[Exercise details]
Before you finish, make sure every line below has been written out exactly.

Stored items
########

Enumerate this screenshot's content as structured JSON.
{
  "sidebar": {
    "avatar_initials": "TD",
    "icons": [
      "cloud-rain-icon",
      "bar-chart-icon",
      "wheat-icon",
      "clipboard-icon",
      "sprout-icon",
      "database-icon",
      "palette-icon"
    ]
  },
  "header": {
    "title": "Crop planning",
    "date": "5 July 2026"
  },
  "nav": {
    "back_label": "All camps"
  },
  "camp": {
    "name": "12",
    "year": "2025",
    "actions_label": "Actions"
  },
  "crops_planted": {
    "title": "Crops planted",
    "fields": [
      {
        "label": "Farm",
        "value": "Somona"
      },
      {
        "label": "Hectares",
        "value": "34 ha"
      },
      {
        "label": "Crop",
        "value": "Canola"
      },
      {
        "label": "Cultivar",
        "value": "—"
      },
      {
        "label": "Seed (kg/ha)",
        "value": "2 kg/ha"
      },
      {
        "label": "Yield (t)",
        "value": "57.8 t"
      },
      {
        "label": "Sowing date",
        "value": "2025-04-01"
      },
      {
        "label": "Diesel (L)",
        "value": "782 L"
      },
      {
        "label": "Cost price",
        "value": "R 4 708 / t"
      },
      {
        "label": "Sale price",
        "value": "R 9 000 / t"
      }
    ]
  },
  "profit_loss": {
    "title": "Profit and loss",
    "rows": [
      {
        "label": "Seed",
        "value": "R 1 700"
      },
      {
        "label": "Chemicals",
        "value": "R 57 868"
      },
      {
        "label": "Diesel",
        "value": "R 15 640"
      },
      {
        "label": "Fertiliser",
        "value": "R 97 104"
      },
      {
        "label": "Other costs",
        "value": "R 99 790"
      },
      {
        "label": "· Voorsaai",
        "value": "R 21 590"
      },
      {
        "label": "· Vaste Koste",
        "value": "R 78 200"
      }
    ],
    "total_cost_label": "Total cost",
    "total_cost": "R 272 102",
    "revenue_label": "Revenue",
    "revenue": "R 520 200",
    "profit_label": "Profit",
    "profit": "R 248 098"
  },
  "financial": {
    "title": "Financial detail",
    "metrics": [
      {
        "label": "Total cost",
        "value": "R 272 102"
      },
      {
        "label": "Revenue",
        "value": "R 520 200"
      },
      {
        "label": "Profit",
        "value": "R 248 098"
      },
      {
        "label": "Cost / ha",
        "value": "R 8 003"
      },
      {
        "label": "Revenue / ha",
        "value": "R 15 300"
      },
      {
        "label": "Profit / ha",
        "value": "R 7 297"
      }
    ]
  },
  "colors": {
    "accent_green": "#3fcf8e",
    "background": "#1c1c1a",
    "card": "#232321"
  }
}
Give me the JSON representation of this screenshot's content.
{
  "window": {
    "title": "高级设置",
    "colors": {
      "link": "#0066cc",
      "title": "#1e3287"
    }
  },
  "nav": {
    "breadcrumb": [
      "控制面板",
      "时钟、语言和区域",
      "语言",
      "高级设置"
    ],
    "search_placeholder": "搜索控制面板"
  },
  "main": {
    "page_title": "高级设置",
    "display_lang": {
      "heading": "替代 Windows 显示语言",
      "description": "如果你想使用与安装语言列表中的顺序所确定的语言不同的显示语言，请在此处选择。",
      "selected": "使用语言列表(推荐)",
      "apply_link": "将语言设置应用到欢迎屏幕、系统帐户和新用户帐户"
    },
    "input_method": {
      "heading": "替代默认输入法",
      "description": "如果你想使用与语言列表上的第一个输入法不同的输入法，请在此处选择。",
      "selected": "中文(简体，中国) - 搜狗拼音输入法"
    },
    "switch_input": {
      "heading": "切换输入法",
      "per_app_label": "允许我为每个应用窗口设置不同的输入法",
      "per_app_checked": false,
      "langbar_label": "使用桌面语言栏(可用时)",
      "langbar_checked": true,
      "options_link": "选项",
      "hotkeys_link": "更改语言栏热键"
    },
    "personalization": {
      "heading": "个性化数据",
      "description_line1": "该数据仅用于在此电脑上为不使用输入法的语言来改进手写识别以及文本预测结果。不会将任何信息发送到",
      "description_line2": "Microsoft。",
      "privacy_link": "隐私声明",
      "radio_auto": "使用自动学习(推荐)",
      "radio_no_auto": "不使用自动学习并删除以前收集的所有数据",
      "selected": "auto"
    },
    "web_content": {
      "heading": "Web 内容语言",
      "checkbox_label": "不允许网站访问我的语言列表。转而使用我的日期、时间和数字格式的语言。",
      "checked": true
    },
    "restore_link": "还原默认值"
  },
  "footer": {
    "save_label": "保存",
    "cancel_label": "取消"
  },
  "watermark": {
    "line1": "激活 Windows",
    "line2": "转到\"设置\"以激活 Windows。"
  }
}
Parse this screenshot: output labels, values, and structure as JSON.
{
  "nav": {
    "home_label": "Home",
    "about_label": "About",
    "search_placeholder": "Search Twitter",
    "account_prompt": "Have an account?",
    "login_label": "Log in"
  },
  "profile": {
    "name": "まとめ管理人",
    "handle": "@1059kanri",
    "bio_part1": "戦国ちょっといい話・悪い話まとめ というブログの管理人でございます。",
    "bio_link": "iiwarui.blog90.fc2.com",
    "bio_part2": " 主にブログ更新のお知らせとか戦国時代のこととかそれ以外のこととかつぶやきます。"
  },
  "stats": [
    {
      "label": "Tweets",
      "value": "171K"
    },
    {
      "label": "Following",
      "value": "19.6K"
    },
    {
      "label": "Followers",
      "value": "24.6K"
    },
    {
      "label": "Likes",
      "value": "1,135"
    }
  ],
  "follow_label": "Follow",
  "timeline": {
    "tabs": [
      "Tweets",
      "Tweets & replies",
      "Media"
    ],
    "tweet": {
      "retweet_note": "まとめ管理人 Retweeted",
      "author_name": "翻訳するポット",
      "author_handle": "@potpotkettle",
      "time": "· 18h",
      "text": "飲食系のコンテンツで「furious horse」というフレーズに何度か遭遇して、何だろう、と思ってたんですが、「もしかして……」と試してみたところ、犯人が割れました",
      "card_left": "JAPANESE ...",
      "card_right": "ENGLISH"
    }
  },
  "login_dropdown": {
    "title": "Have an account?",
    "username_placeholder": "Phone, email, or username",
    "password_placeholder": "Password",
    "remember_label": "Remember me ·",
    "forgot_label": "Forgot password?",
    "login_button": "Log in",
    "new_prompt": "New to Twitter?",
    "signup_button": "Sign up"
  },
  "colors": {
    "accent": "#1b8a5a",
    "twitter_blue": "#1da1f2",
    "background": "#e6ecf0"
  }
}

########

[Output for this exercise]
Enumerate this screenshot's content as structured JSON.
{
  "sidebar": {
    "avatar_initials": "TD",
    "icons": [
      "cloud-rain-icon",
      "bar-chart-icon",
      "wheat-icon",
      "clipboard-icon",
      "sprout-icon",
      "database-icon",
      "palette-icon"
    ]
  },
  "header": {
    "title": "Crop planning",
    "date": "5 July 2026"
  },
  "nav": {
    "back_label": "All camps"
  },
  "camp": {
    "name": "12",
    "year": "2025",
    "actions_label": "Actions"
  },
  "crops_planted": {
    "title": "Crops planted",
    "fields": [
      {
        "label": "Farm",
        "value": "Somona"
      },
      {
        "label": "Hectares",
        "value": "34 ha"
      },
      {
        "label": "Crop",
        "value": "Canola"
      },
      {
        "label": "Cultivar",
        "value": "—"
      },
      {
        "label": "Seed (kg/ha)",
        "value": "2 kg/ha"
      },
      {
        "label": "Yield (t)",
        "value": "57.8 t"
      },
      {
        "label": "Sowing date",
        "value": "2025-04-01"
      },
      {
        "label": "Diesel (L)",
        "value": "782 L"
      },
      {
        "label": "Cost price",
        "value": "R 4 708 / t"
      },
      {
        "label": "Sale price",
        "value": "R 9 000 / t"
      }
    ]
  },
  "profit_loss": {
    "title": "Profit and loss",
    "rows": [
      {
        "label": "Seed",
        "value": "R 1 700"
      },
      {
        "label": "Chemicals",
        "value": "R 57 868"
      },
      {
        "label": "Diesel",
        "value": "R 15 640"
      },
      {
        "label": "Fertiliser",
        "value": "R 97 104"
      },
      {
        "label": "Other costs",
        "value": "R 99 790"
      },
      {
        "label": "· Voorsaai",
        "value": "R 21 590"
      },
      {
        "label": "· Vaste Koste",
        "value": "R 78 200"
      }
    ],
    "total_cost_label": "Total cost",
    "total_cost": "R 272 102",
    "revenue_label": "Revenue",
    "revenue": "R 520 200",
    "profit_label": "Profit",
    "profit": "R 248 098"
  },
  "financial": {
    "title": "Financial detail",
    "metrics": [
      {
        "label": "Total cost",
        "value": "R 272 102"
      },
      {
        "label": "Revenue",
        "value": "R 520 200"
      },
      {
        "label": "Profit",
        "value": "R 248 098"
      },
      {
        "label": "Cost / ha",
        "value": "R 8 003"
      },
      {
        "label": "Revenue / ha",
        "value": "R 15 300"
      },
      {
        "label": "Profit / ha",
        "value": "R 7 297"
      }
    ]
  },
  "colors": {
    "accent_green": "#3fcf8e",
    "background": "#1c1c1a",
    "card": "#232321"
  }
}
Give me the JSON representation of this screenshot's content.
{
  "window": {
    "title": "高级设置",
    "colors": {
      "link": "#0066cc",
      "title": "#1e3287"
    }
  },
  "nav": {
    "breadcrumb": [
      "控制面板",
      "时钟、语言和区域",
      "语言",
      "高级设置"
    ],
    "search_placeholder": "搜索控制面板"
  },
  "main": {
    "page_title": "高级设置",
    "display_lang": {
      "heading": "替代 Windows 显示语言",
      "description": "如果你想使用与安装语言列表中的顺序所确定的语言不同的显示语言，请在此处选择。",
      "selected": "使用语言列表(推荐)",
      "apply_link": "将语言设置应用到欢迎屏幕、系统帐户和新用户帐户"
    },
    "input_method": {
      "heading": "替代默认输入法",
      "description": "如果你想使用与语言列表上的第一个输入法不同的输入法，请在此处选择。",
      "selected": "中文(简体，中国) - 搜狗拼音输入法"
    },
    "switch_input": {
      "heading": "切换输入法",
      "per_app_label": "允许我为每个应用窗口设置不同的输入法",
      "per_app_checked": false,
      "langbar_label": "使用桌面语言栏(可用时)",
      "langbar_checked": true,
      "options_link": "选项",
      "hotkeys_link": "更改语言栏热键"
    },
    "personalization": {
      "heading": "个性化数据",
      "description_line1": "该数据仅用于在此电脑上为不使用输入法的语言来改进手写识别以及文本预测结果。不会将任何信息发送到",
      "description_line2": "Microsoft。",
      "privacy_link": "隐私声明",
      "radio_auto": "使用自动学习(推荐)",
      "radio_no_auto": "不使用自动学习并删除以前收集的所有数据",
      "selected": "auto"
    },
    "web_content": {
      "heading": "Web 内容语言",
      "checkbox_label": "不允许网站访问我的语言列表。转而使用我的日期、时间和数字格式的语言。",
      "checked": true
    },
    "restore_link": "还原默认值"
  },
  "footer": {
    "save_label": "保存",
    "cancel_label": "取消"
  },
  "watermark": {
    "line1": "激活 Windows",
    "line2": "转到\"设置\"以激活 Windows。"
  }
}
Parse this screenshot: output labels, values, and structure as JSON.
{
  "nav": {
    "home_label": "Home",
    "about_label": "About",
    "search_placeholder": "Search Twitter",
    "account_prompt": "Have an account?",
    "login_label": "Log in"
  },
  "profile": {
    "name": "まとめ管理人",
    "handle": "@1059kanri",
    "bio_part1": "戦国ちょっといい話・悪い話まとめ というブログの管理人でございます。",
    "bio_link": "iiwarui.blog90.fc2.com",
    "bio_part2": " 主にブログ更新のお知らせとか戦国時代のこととかそれ以外のこととかつぶやきます。"
  },
  "stats": [
    {
      "label": "Tweets",
      "value": "171K"
    },
    {
      "label": "Following",
      "value": "19.6K"
    },
    {
      "label": "Followers",
      "value": "24.6K"
    },
    {
      "label": "Likes",
      "value": "1,135"
    }
  ],
  "follow_label": "Follow",
  "timeline": {
    "tabs": [
      "Tweets",
      "Tweets & replies",
      "Media"
    ],
    "tweet": {
      "retweet_note": "まとめ管理人 Retweeted",
      "author_name": "翻訳するポット",
      "author_handle": "@potpotkettle",
      "time": "· 18h",
      "text": "飲食系のコンテンツで「furious horse」というフレーズに何度か遭遇して、何だろう、と思ってたんですが、「もしかして……」と試してみたところ、犯人が割れました",
      "card_left": "JAPANESE ...",
      "card_right": "ENGLISH"
    }
  },
  "login_dropdown": {
    "title": "Have an account?",
    "username_placeholder": "Phone, email, or username",
    "password_placeholder": "Password",
    "remember_label": "Remember me ·",
    "forgot_label": "Forgot password?",
    "login_button": "Log in",
    "new_prompt": "New to Twitter?",
    "signup_button": "Sign up"
  },
  "colors": {
    "accent": "#1b8a5a",
    "twitter_blue": "#1da1f2",
    "background": "#e6ecf0"
  }
}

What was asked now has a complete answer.